» **PROBLEM TO WORK ON**:
From the entries provided below, copy each line that contains the word "this".

» **SUPPLIED MATERIAL**:

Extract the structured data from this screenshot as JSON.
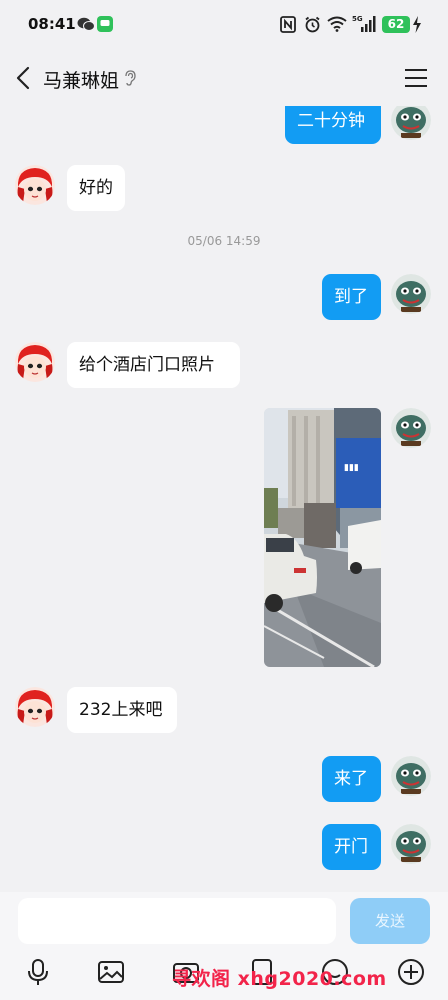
{
  "status_bar": {
    "time": "08:41",
    "battery": "62",
    "network": "5G"
  },
  "header": {
    "title": "马兼琳姐"
  },
  "messages": [
    {
      "side": "out",
      "text": "二十分钟"
    },
    {
      "side": "in",
      "text": "好的"
    },
    {
      "timestamp": "05/06 14:59"
    },
    {
      "side": "out",
      "text": "到了"
    },
    {
      "side": "in",
      "text": "给个酒店门口照片"
    },
    {
      "side": "out",
      "type": "image"
    },
    {
      "side": "in",
      "text": "232上来吧"
    },
    {
      "side": "out",
      "text": "来了"
    },
    {
      "side": "out",
      "text": "开门"
    }
  ],
  "input": {
    "placeholder": "",
    "send_label": "发送"
  },
  "watermark": "寻欢阁 xhg2020.com",
  "colors": {
    "accent": "#129cf3",
    "send_disabled": "#8fcdf7",
    "background": "#f1f1f3"
  }
}
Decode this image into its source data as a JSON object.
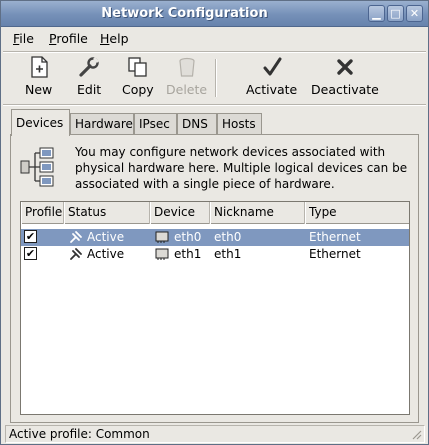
{
  "window": {
    "title": "Network Configuration",
    "controls": [
      "minimize",
      "maximize",
      "close"
    ]
  },
  "menu": [
    {
      "label": "File",
      "mnemonic": "F"
    },
    {
      "label": "Profile",
      "mnemonic": "P"
    },
    {
      "label": "Help",
      "mnemonic": "H"
    }
  ],
  "toolbar": {
    "new": "New",
    "edit": "Edit",
    "copy": "Copy",
    "delete": "Delete",
    "activate": "Activate",
    "deactivate": "Deactivate"
  },
  "tabs": [
    "Devices",
    "Hardware",
    "IPsec",
    "DNS",
    "Hosts"
  ],
  "active_tab": "Devices",
  "info_text": "You may configure network devices associated with physical hardware here.  Multiple logical devices can be associated with a single piece of hardware.",
  "table": {
    "columns": [
      "Profile",
      "Status",
      "Device",
      "Nickname",
      "Type"
    ],
    "rows": [
      {
        "profile_checked": true,
        "status": "Active",
        "device": "eth0",
        "nickname": "eth0",
        "type": "Ethernet",
        "selected": true
      },
      {
        "profile_checked": true,
        "status": "Active",
        "device": "eth1",
        "nickname": "eth1",
        "type": "Ethernet",
        "selected": false
      }
    ]
  },
  "status_bar": "Active profile: Common",
  "colors": {
    "titlebar": "#7590b8",
    "selection": "#7f98bf",
    "window_bg": "#eae8e3"
  }
}
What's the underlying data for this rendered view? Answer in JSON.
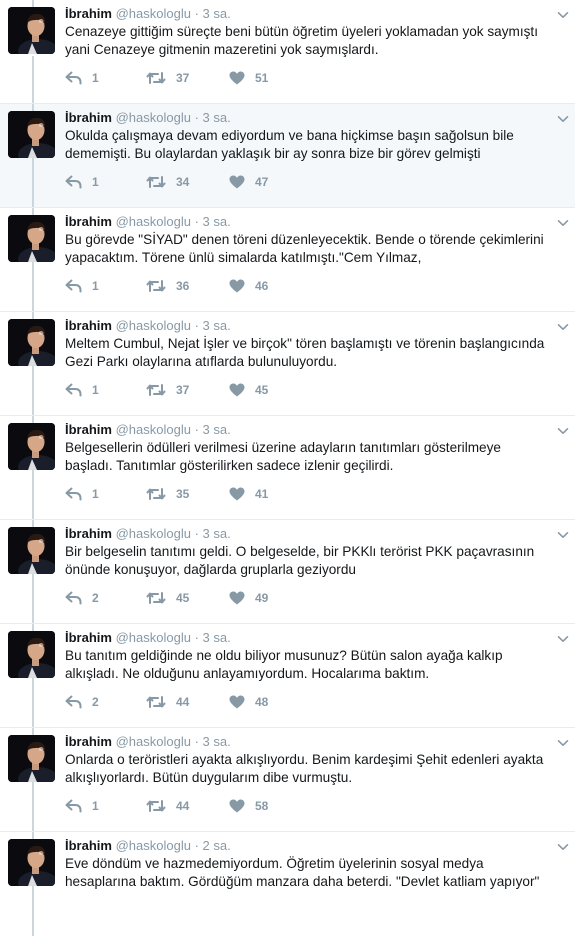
{
  "tweets": [
    {
      "name": "İbrahim",
      "handle": "@haskologlu",
      "time": "3 sa.",
      "line1": "Cenazeye gittiğim süreçte beni bütün öğretim üyeleri yoklamadan yok saymıştı",
      "line2": "yani Cenazeye gitmenin mazeretini yok saymışlardı.",
      "replies": "1",
      "retweets": "37",
      "likes": "51",
      "highlighted": false
    },
    {
      "name": "İbrahim",
      "handle": "@haskologlu",
      "time": "3 sa.",
      "line1": "Okulda çalışmaya devam ediyordum ve bana hiçkimse başın sağolsun bile",
      "line2": "dememişti. Bu olaylardan yaklaşık bir ay sonra bize bir görev gelmişti",
      "replies": "1",
      "retweets": "34",
      "likes": "47",
      "highlighted": true
    },
    {
      "name": "İbrahim",
      "handle": "@haskologlu",
      "time": "3 sa.",
      "line1": "Bu görevde \"SİYAD\" denen töreni düzenleyecektik. Bende o törende çekimlerini",
      "line2": "yapacaktım. Törene ünlü simalarda katılmıştı.\"Cem Yılmaz,",
      "replies": "1",
      "retweets": "36",
      "likes": "46",
      "highlighted": false
    },
    {
      "name": "İbrahim",
      "handle": "@haskologlu",
      "time": "3 sa.",
      "line1": "Meltem Cumbul, Nejat İşler ve birçok\" tören başlamıştı ve törenin başlangıcında",
      "line2": "Gezi Parkı olaylarına atıflarda bulunuluyordu.",
      "replies": "1",
      "retweets": "37",
      "likes": "45",
      "highlighted": false
    },
    {
      "name": "İbrahim",
      "handle": "@haskologlu",
      "time": "3 sa.",
      "line1": "Belgesellerin ödülleri verilmesi üzerine adayların tanıtımları gösterilmeye",
      "line2": "başladı. Tanıtımlar gösterilirken sadece izlenir geçilirdi.",
      "replies": "1",
      "retweets": "35",
      "likes": "41",
      "highlighted": false
    },
    {
      "name": "İbrahim",
      "handle": "@haskologlu",
      "time": "3 sa.",
      "line1": "Bir belgeselin tanıtımı geldi. O belgeselde, bir PKKlı terörist PKK paçavrasının",
      "line2": "önünde konuşuyor, dağlarda gruplarla geziyordu",
      "replies": "2",
      "retweets": "45",
      "likes": "49",
      "highlighted": false
    },
    {
      "name": "İbrahim",
      "handle": "@haskologlu",
      "time": "3 sa.",
      "line1": "Bu tanıtım geldiğinde ne oldu biliyor musunuz? Bütün salon ayağa kalkıp",
      "line2": "alkışladı. Ne olduğunu anlayamıyordum. Hocalarıma baktım.",
      "replies": "2",
      "retweets": "44",
      "likes": "48",
      "highlighted": false
    },
    {
      "name": "İbrahim",
      "handle": "@haskologlu",
      "time": "3 sa.",
      "line1": "Onlarda o teröristleri ayakta alkışlıyordu. Benim kardeşimi Şehit edenleri ayakta",
      "line2": "alkışlıyorlardı. Bütün duygularım dibe vurmuştu.",
      "replies": "1",
      "retweets": "44",
      "likes": "58",
      "highlighted": false
    },
    {
      "name": "İbrahim",
      "handle": "@haskologlu",
      "time": "2 sa.",
      "line1": "Eve döndüm ve hazmedemiyordum. Öğretim üyelerinin sosyal medya",
      "line2": "hesaplarına baktım. Gördüğüm manzara daha beterdi. \"Devlet katliam yapıyor\"",
      "replies": "",
      "retweets": "",
      "likes": "",
      "highlighted": false
    }
  ],
  "icons": {
    "reply": "reply-arrow",
    "retweet": "retweet-arrows",
    "like": "heart",
    "more": "chevron-down"
  },
  "colors": {
    "text": "#14171a",
    "muted": "#8899a6",
    "thread": "#ccd6dd",
    "highlight_bg": "#f5f8fa",
    "divider": "#e6ecf0"
  }
}
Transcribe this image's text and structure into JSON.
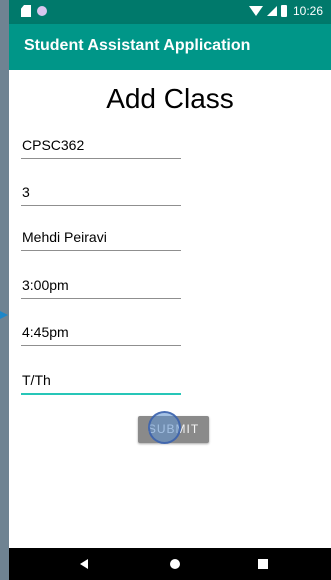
{
  "status_bar": {
    "time": "10:26",
    "icons": [
      "sd-card-icon",
      "notification-dot-icon",
      "wifi-icon",
      "signal-icon",
      "battery-icon"
    ]
  },
  "app_bar": {
    "title": "Student Assistant Application"
  },
  "screen": {
    "title": "Add Class",
    "fields": [
      {
        "name": "course-field",
        "value": "CPSC362"
      },
      {
        "name": "units-field",
        "value": "3"
      },
      {
        "name": "instructor-field",
        "value": "Mehdi Peiravi"
      },
      {
        "name": "start-time-field",
        "value": "3:00pm"
      },
      {
        "name": "end-time-field",
        "value": "4:45pm"
      },
      {
        "name": "days-field",
        "value": "T/Th"
      }
    ],
    "submit_label": "SUBMIT"
  },
  "navigation": {
    "icons": [
      "back-icon",
      "home-icon",
      "recent-apps-icon"
    ]
  },
  "colors": {
    "status_bar": "#00796B",
    "app_bar": "#009688",
    "focused_underline": "#26C6B8",
    "button": "#8A8A8A",
    "page_background": "#FFFFFF"
  }
}
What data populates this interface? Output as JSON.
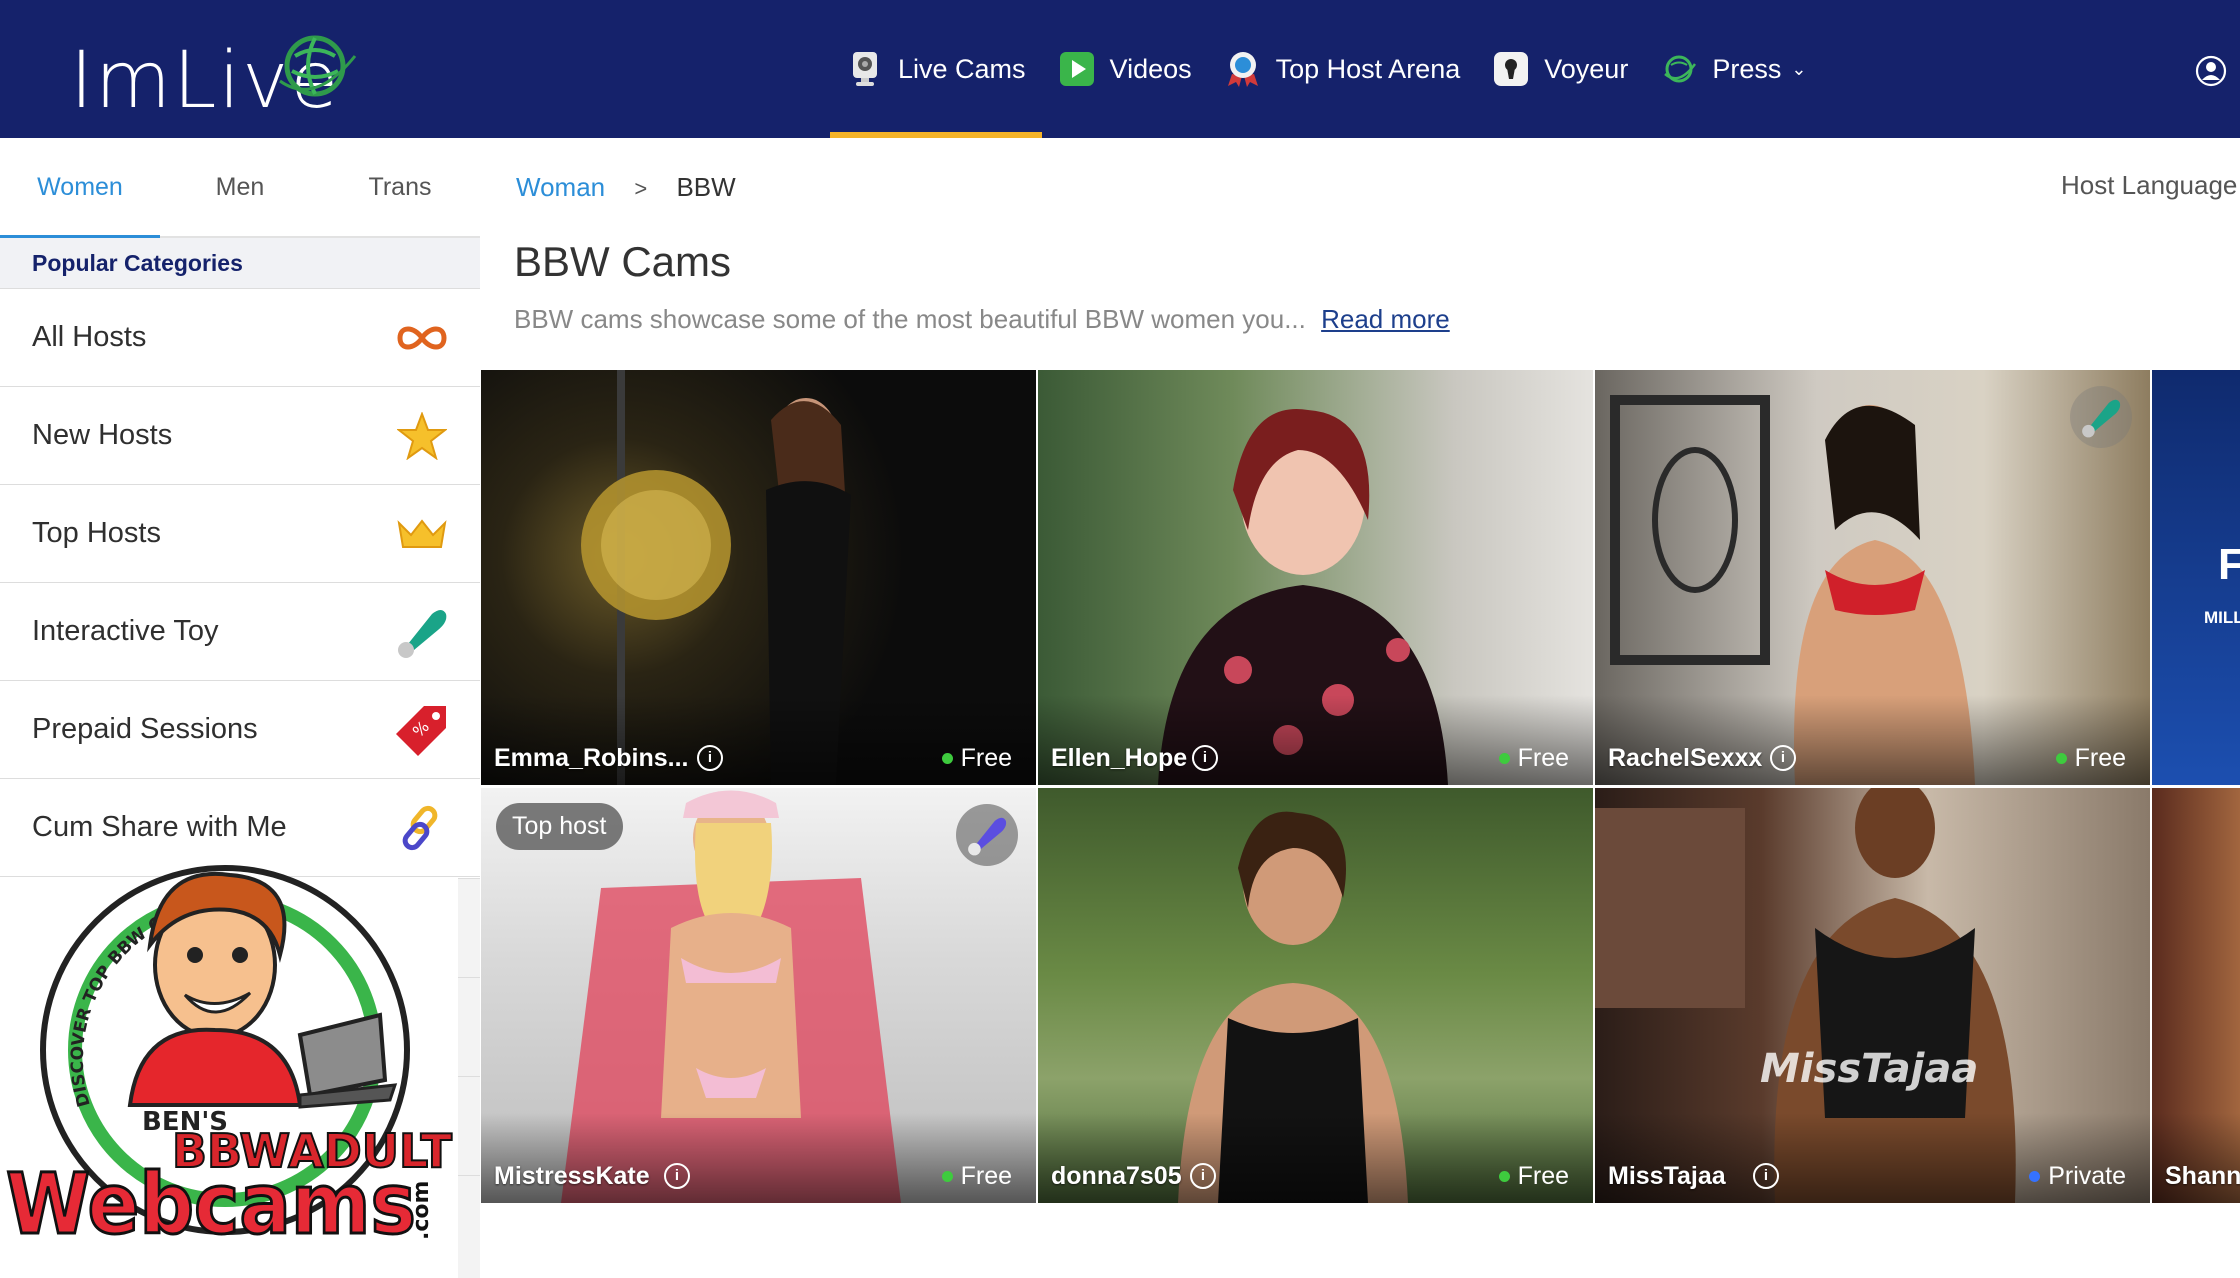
{
  "brand": {
    "logo_text": "ImLive"
  },
  "nav": {
    "items": [
      {
        "label": "Live Cams",
        "icon": "webcam-icon",
        "active": true
      },
      {
        "label": "Videos",
        "icon": "play-icon"
      },
      {
        "label": "Top Host Arena",
        "icon": "award-icon"
      },
      {
        "label": "Voyeur",
        "icon": "keyhole-icon"
      },
      {
        "label": "Press",
        "icon": "globe-icon",
        "dropdown": true,
        "caret": "⌄"
      }
    ],
    "user_icon": "user-icon"
  },
  "sidebar": {
    "tabs": [
      {
        "label": "Women",
        "active": true
      },
      {
        "label": "Men"
      },
      {
        "label": "Trans"
      }
    ],
    "section_title": "Popular Categories",
    "categories": [
      {
        "label": "All Hosts",
        "icon": "infinity-icon"
      },
      {
        "label": "New Hosts",
        "icon": "star-icon"
      },
      {
        "label": "Top Hosts",
        "icon": "crown-icon"
      },
      {
        "label": "Interactive Toy",
        "icon": "toy-icon"
      },
      {
        "label": "Prepaid Sessions",
        "icon": "tag-icon"
      },
      {
        "label": "Cum Share with Me",
        "icon": "link-icon"
      }
    ]
  },
  "badge": {
    "ring_text": "DISCOVER TOP BBW CAM SITES & MODELS!",
    "bens": "BEN'S",
    "bbw": "BBWADULT",
    "webcams": "Webcams",
    "com": ".com"
  },
  "breadcrumb": {
    "parent": "Woman",
    "separator": ">",
    "current": "BBW"
  },
  "host_language_label": "Host Language",
  "page": {
    "title": "BBW Cams",
    "description": "BBW cams showcase some of the most beautiful BBW women you...",
    "read_more": "Read more"
  },
  "hosts": [
    {
      "name": "Emma_Robins...",
      "status": "Free"
    },
    {
      "name": "Ellen_Hope",
      "status": "Free"
    },
    {
      "name": "RachelSexxx",
      "status": "Free",
      "toy": true
    },
    {
      "name": "MistressKate",
      "status": "Free",
      "tag": "Top host",
      "toy": true
    },
    {
      "name": "donna7s05",
      "status": "Free"
    },
    {
      "name": "MissTajaa",
      "status": "Private",
      "watermark": "MissTajaa"
    },
    {
      "name": "Shann",
      "status": ""
    }
  ],
  "promo_card": {
    "big_letter": "F",
    "small_text": "MILL"
  },
  "colors": {
    "nav_bg": "#15226b",
    "accent": "#f4b328",
    "link": "#2c8ed8",
    "free_dot": "#3ecb3e",
    "private_dot": "#3572ff"
  }
}
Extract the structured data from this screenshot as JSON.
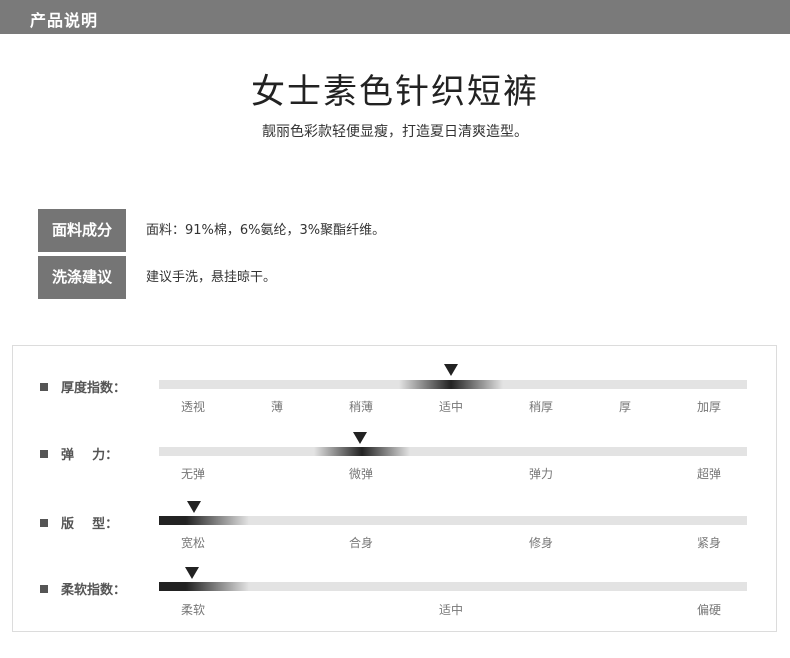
{
  "header": {
    "title": "产品说明"
  },
  "product": {
    "name": "女士素色针织短裤",
    "slogan": "靓丽色彩款轻便显瘦，打造夏日清爽造型。"
  },
  "info": [
    {
      "label": "面料成分",
      "value": "面料：91%棉，6%氨纶，3%聚酯纤维。"
    },
    {
      "label": "洗涤建议",
      "value": "建议手洗，悬挂晾干。"
    }
  ],
  "metrics": [
    {
      "label": "厚度指数：",
      "scale": [
        "透视",
        "薄",
        "稍薄",
        "适中",
        "稍厚",
        "厚",
        "加厚"
      ],
      "selected": "适中"
    },
    {
      "label": "弹    力：",
      "scale": [
        "无弹",
        "微弹",
        "弹力",
        "超弹"
      ],
      "selected": "微弹"
    },
    {
      "label": "版    型：",
      "scale": [
        "宽松",
        "合身",
        "修身",
        "紧身"
      ],
      "selected": "宽松"
    },
    {
      "label": "柔软指数：",
      "scale": [
        "柔软",
        "适中",
        "偏硬"
      ],
      "selected": "柔软"
    }
  ]
}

» **FINISHED EXERCISE**:
Extract the structured data from this screenshot as JSON.
Decode this image into its source data as a JSON object.
What's the underlying data for this rendered view? Answer in JSON.
Transcribe this image's text and structure into JSON.
What data populates this interface? Output as JSON.
Extract the structured data from this screenshot as JSON.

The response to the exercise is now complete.